Histone lysine methylation encodes genomic functions into the chemical state of nucleosomes (38
). The collective actions of lysine methyltransferase and lysine demethylase enzymes maintain a landscape of steady-state methylation of histones around which eukaryotic DNA is packaged. Histone methylation can facilitate or abrogate a variety of protein-protein interactions occurring along the chromatin fiber, thus permitting stable regulation over localized regions of the genome. Several recent high-throughput descriptions of histone lysine methylation across mammalian genomes have documented the pervasiveness of this form of epigenetic organization (2
). However, the full biological significance of most histone lysine methylation pathways in mammals has yet to be revealed.
Methylation of histone H3 at lysine 79 (H3K79) is conserved among most eukaryotic species. In budding yeast, nearly 90% of histone H3 bears monomethylation (H3K79me1), dimethylation (H3K79me2), or trimethylation (H3K79me3) at lysine 79, all catalyzed exclusively by the histone methyltransferase Dot1 (27
). H3K79 methylation is widely distributed across the euchromatic yeast genome but markedly depleted at heterochromatic mating-type, ribosomal DNA, and telomeric loci (26
). Genes in these regions are controlled by silent information regulator (SIR) proteins, which can bind nucleosomes and silence transcription (reviewed in reference 33
). Genetic, as well as biochemical, evidence suggests a mutual antagonism between H3K79 methylation by Dot1 and the association of SIR proteins with chromatin (1
). Therefore, the action of Dot1 in yeast serves to impose a boundary that confines SIR proteins to silent telomeric heterochromatin. In Drosophila
, H3K79 methylation is also a prominent modification within euchromatin, with levels in transcribed regions correlating with gene activity (35
). Mutations in the Drosophila
Dot1 ortholog grappa
lead to Polycomb
), suggesting that H3K79 methylation may influence developmentally regulated gene expression in multicellular eukaryotes.
DOT1L, the mammalian ortholog, displays enzymatic properties similar to those of its counterpart in yeast (9
). Accordingly, H3K79 methylation can be detected on mammalian histones by mass spectrometry, with monomethylation being the most abundant species and correlating with the fraction of histone H3 modified by acetylation, suggesting enrichment at active genes (53
). Several reports of individual genes in mammalian cells have correlated H3K79 methylation with transcriptional activation but also with gene repression (15
). All three degrees of H3K79 methylation were recently examined across the human genome by Solexa sequencing of DNA obtained by chromatin immunoprecipitation (ChIP) (2
). It was reported that H3K79me3 is enriched at both silent and active genes, with silent regions having overall higher levels of this modification. H3K79me1 and H3K79me2 were not found to show a significant preference for either active or silent genes. These seemingly contradictory descriptions of H3K79 methylation within mammalian chromatin highlight the need to better understand the mechanisms that recruit DOT1L to genomic sites in vivo and the relationship of H3K79 methylation with gene transcription.

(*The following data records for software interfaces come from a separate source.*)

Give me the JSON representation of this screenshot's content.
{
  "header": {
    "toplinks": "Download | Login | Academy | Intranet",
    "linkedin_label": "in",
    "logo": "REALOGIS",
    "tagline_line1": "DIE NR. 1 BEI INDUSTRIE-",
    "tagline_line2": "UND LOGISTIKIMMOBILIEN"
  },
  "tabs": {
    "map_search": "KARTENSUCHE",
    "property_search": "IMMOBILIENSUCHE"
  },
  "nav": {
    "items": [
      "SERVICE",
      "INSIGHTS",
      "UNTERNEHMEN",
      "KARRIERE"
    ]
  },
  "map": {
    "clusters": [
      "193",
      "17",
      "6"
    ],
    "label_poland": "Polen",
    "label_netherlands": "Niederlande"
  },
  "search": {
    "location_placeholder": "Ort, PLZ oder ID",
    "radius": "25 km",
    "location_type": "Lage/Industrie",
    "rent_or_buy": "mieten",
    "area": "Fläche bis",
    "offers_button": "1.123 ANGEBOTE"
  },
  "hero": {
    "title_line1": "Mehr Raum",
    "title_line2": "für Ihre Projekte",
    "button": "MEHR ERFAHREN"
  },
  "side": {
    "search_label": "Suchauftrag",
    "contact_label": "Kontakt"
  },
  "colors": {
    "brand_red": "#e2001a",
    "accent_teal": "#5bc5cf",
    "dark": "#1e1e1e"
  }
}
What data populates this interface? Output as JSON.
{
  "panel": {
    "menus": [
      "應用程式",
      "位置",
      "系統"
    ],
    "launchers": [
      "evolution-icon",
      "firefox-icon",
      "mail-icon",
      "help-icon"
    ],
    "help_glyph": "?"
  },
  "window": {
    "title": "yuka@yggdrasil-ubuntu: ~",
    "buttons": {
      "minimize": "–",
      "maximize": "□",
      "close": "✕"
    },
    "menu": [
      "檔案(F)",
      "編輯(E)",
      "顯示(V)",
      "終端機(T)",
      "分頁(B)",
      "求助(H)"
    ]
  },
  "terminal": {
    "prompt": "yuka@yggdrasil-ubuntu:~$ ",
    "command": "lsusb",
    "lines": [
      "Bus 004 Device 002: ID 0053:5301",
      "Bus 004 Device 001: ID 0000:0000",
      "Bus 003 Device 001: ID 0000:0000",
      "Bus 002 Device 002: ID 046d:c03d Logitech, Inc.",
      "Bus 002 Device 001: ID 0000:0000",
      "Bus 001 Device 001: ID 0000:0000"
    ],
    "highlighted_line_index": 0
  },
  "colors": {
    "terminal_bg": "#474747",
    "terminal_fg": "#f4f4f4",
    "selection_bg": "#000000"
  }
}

The MLL1 gene, which encodes a histone H3K4 methyltransferase, frequently undergoes chromosomal translocations in acute leukemia. The resulting oncogenic fusion protein encodes the N terminus of MLL1 (which lacks methyltransferase activity) fused to the C terminus of a heterogeneous group of partner molecules (19

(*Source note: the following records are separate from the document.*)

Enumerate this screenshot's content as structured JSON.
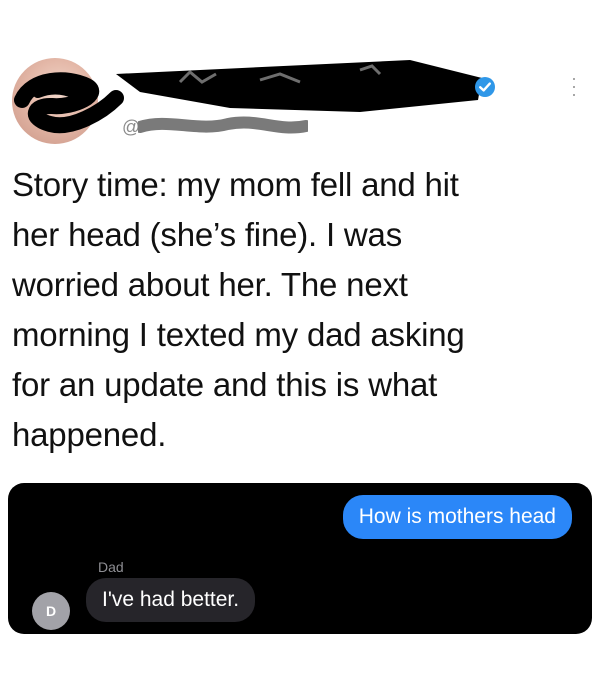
{
  "tweet": {
    "handle_prefix": "@",
    "text_lines": [
      "Story time: my mom fell and hit",
      "her head (she’s fine). I was",
      "worried about her. The next",
      "morning I texted my dad asking",
      "for an update and this is what",
      "happened."
    ]
  },
  "chat": {
    "sent_message": "How is mothers head",
    "sender_name": "Dad",
    "contact_initial": "D",
    "received_message": "I've had better."
  },
  "colors": {
    "sent_bubble": "#2b87f8",
    "received_bubble": "#26252a",
    "chat_background": "#000000",
    "verified_badge": "#2f97e8"
  },
  "icons": {
    "verified": "verified-badge-icon",
    "more": "more-vertical-icon"
  }
}
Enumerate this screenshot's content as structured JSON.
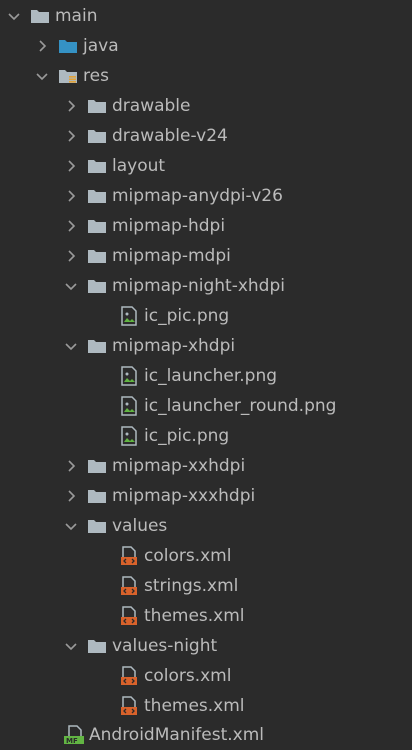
{
  "tree": {
    "main": "main",
    "java": "java",
    "res": "res",
    "drawable": "drawable",
    "drawable_v24": "drawable-v24",
    "layout": "layout",
    "mipmap_anydpi_v26": "mipmap-anydpi-v26",
    "mipmap_hdpi": "mipmap-hdpi",
    "mipmap_mdpi": "mipmap-mdpi",
    "mipmap_night_xhdpi": "mipmap-night-xhdpi",
    "night_ic_pic": "ic_pic.png",
    "mipmap_xhdpi": "mipmap-xhdpi",
    "xhdpi_ic_launcher": "ic_launcher.png",
    "xhdpi_ic_launcher_round": "ic_launcher_round.png",
    "xhdpi_ic_pic": "ic_pic.png",
    "mipmap_xxhdpi": "mipmap-xxhdpi",
    "mipmap_xxxhdpi": "mipmap-xxxhdpi",
    "values": "values",
    "values_colors": "colors.xml",
    "values_strings": "strings.xml",
    "values_themes": "themes.xml",
    "values_night": "values-night",
    "night_colors": "colors.xml",
    "night_themes": "themes.xml",
    "manifest": "AndroidManifest.xml"
  },
  "colors": {
    "background": "#2b2b2b",
    "text": "#bbbbbb",
    "folder": "#aeb9c0",
    "java_folder": "#3592c4",
    "xml_orange": "#d8622b",
    "manifest_green": "#62b543"
  }
}
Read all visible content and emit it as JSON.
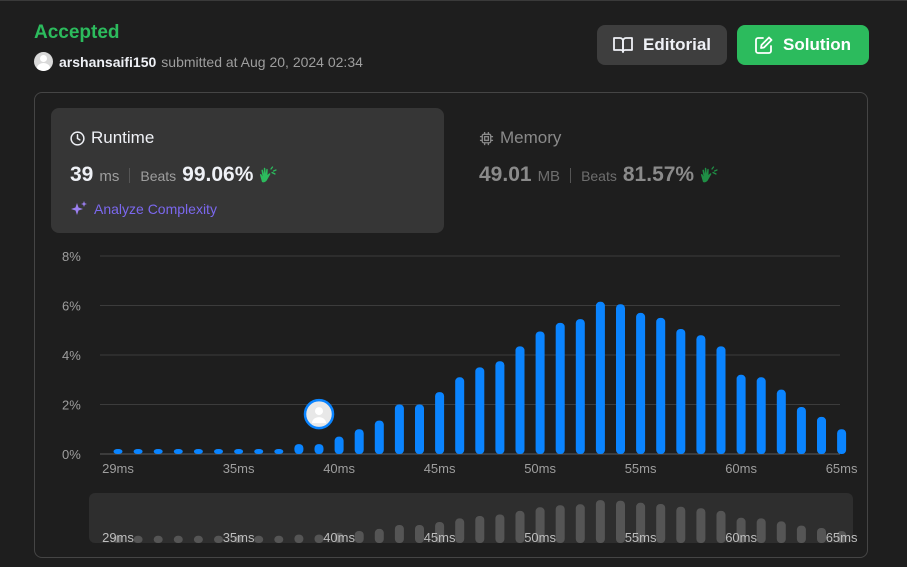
{
  "header": {
    "status": "Accepted",
    "username": "arshansaifi150",
    "submitted_text": "submitted at Aug 20, 2024 02:34"
  },
  "buttons": {
    "editorial": "Editorial",
    "solution": "Solution"
  },
  "runtime": {
    "title": "Runtime",
    "value": "39",
    "unit": "ms",
    "beats_label": "Beats",
    "beats": "99.06%",
    "analyze": "Analyze Complexity"
  },
  "memory": {
    "title": "Memory",
    "value": "49.01",
    "unit": "MB",
    "beats_label": "Beats",
    "beats": "81.57%"
  },
  "colors": {
    "accent_green": "#2cbb5d",
    "bar_blue": "#0a84ff",
    "analyze_purple": "#7b68ee",
    "brush_gray": "#555555"
  },
  "icons": {
    "editorial": "book-icon",
    "solution": "edit-icon",
    "runtime": "clock-icon",
    "memory": "chip-icon",
    "beats": "clap-icon",
    "analyze": "sparkle-icon"
  },
  "chart_data": {
    "type": "bar",
    "ylim": [
      0,
      8
    ],
    "yticks": [
      "0%",
      "2%",
      "4%",
      "6%",
      "8%"
    ],
    "xticks": [
      "29ms",
      "35ms",
      "40ms",
      "45ms",
      "50ms",
      "55ms",
      "60ms",
      "65ms"
    ],
    "highlight": "39ms",
    "brush_ticks": [
      "29ms",
      "35ms",
      "40ms",
      "45ms",
      "50ms",
      "55ms",
      "60ms",
      "65ms"
    ],
    "series": [
      {
        "x": [
          "29ms",
          "30ms",
          "31ms",
          "32ms",
          "33ms",
          "34ms",
          "35ms",
          "36ms",
          "37ms",
          "38ms",
          "39ms",
          "40ms",
          "41ms",
          "42ms",
          "43ms",
          "44ms",
          "45ms",
          "46ms",
          "47ms",
          "48ms",
          "49ms",
          "50ms",
          "51ms",
          "52ms",
          "53ms",
          "54ms",
          "55ms",
          "56ms",
          "57ms",
          "58ms",
          "59ms",
          "60ms",
          "61ms",
          "62ms",
          "63ms",
          "64ms",
          "65ms"
        ],
        "values": [
          0.2,
          0.2,
          0.2,
          0.2,
          0.2,
          0.2,
          0.2,
          0.2,
          0.2,
          0.4,
          0.4,
          0.7,
          1.0,
          1.35,
          2.0,
          2.0,
          2.5,
          3.1,
          3.5,
          3.75,
          4.35,
          4.95,
          5.3,
          5.45,
          6.15,
          6.05,
          5.7,
          5.5,
          5.05,
          4.8,
          4.35,
          3.2,
          3.1,
          2.6,
          1.9,
          1.5,
          1.0
        ]
      }
    ]
  }
}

). Interestingly, several fusion partners of MLL1 encode proteins that bind directly or indirectly to DOT1L (5
). The inappropriate recruitment of DOT1L to MLL1-regulated genes in the Hox cluster leads to H3K79 hypermethylation, increased transcription, and a block in hematopoietic cell differentiation (28
). Thus, DOT1L has the potential to be an important regulator of gene expression in mammalian cells and represents a potential therapeutic target in this disease.
In this study, we examined the recruitment of DOT1L and the patterning of mono-, di-, and trimethylation of H3K79 under dynamic conditions in several mammalian cell lineages. Our findings revealed the ubiquitous nature of DOT1L recruitment and H3K79 methylation at actively transcribed chromatin. We also observed strong similarities between the patterning of H3K79 methylation and that of H3K4 methylation within mammalian chromatin that may reflect parallel pathways specifying gene activity or antagonizing gene silencing. Our study also revealed a novel pattern of H3K79 methylation that correlates with binding of DNA-binding activators at regulatory elements.